__Aim of the task__
Write out the lines below once more, exactly as they appear. Do not include pictures.

__Records for the exercise__
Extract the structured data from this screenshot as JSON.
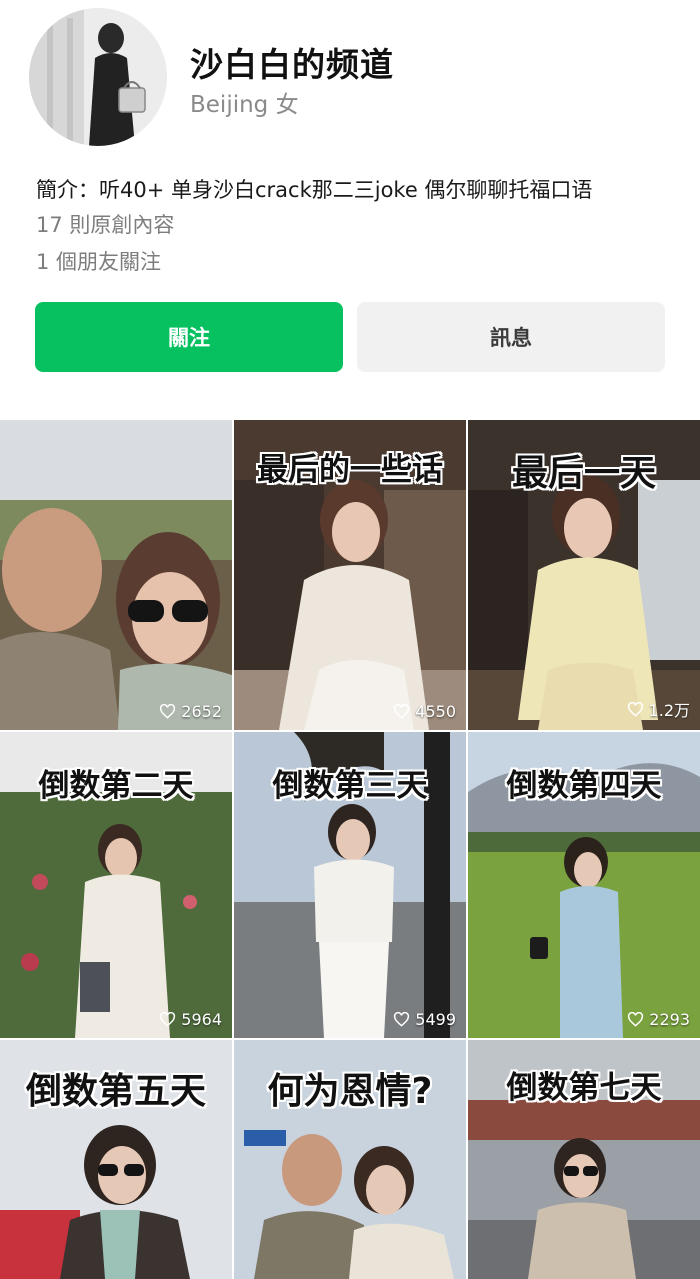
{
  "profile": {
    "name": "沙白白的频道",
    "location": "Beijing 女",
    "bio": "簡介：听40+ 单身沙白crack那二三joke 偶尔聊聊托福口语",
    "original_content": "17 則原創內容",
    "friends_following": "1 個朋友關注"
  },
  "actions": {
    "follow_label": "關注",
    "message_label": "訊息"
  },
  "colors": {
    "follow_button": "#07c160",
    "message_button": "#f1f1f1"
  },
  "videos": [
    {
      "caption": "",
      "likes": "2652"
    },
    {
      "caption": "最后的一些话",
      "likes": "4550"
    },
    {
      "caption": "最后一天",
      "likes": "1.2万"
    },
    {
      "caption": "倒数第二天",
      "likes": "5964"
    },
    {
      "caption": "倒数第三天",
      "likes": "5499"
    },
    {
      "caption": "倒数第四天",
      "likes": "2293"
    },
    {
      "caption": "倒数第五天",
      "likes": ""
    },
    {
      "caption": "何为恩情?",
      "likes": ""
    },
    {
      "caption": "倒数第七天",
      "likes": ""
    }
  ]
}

__Solution for this task__
Extract the structured data from this screenshot as JSON.
{
  "profile": {
    "name": "沙白白的频道",
    "location": "Beijing 女",
    "bio": "簡介：听40+ 单身沙白crack那二三joke 偶尔聊聊托福口语",
    "original_content": "17 則原創內容",
    "friends_following": "1 個朋友關注"
  },
  "actions": {
    "follow_label": "關注",
    "message_label": "訊息"
  },
  "colors": {
    "follow_button": "#07c160",
    "message_button": "#f1f1f1"
  },
  "videos": [
    {
      "caption": "",
      "likes": "2652"
    },
    {
      "caption": "最后的一些话",
      "likes": "4550"
    },
    {
      "caption": "最后一天",
      "likes": "1.2万"
    },
    {
      "caption": "倒数第二天",
      "likes": "5964"
    },
    {
      "caption": "倒数第三天",
      "likes": "5499"
    },
    {
      "caption": "倒数第四天",
      "likes": "2293"
    },
    {
      "caption": "倒数第五天",
      "likes": ""
    },
    {
      "caption": "何为恩情?",
      "likes": ""
    },
    {
      "caption": "倒数第七天",
      "likes": ""
    }
  ]
}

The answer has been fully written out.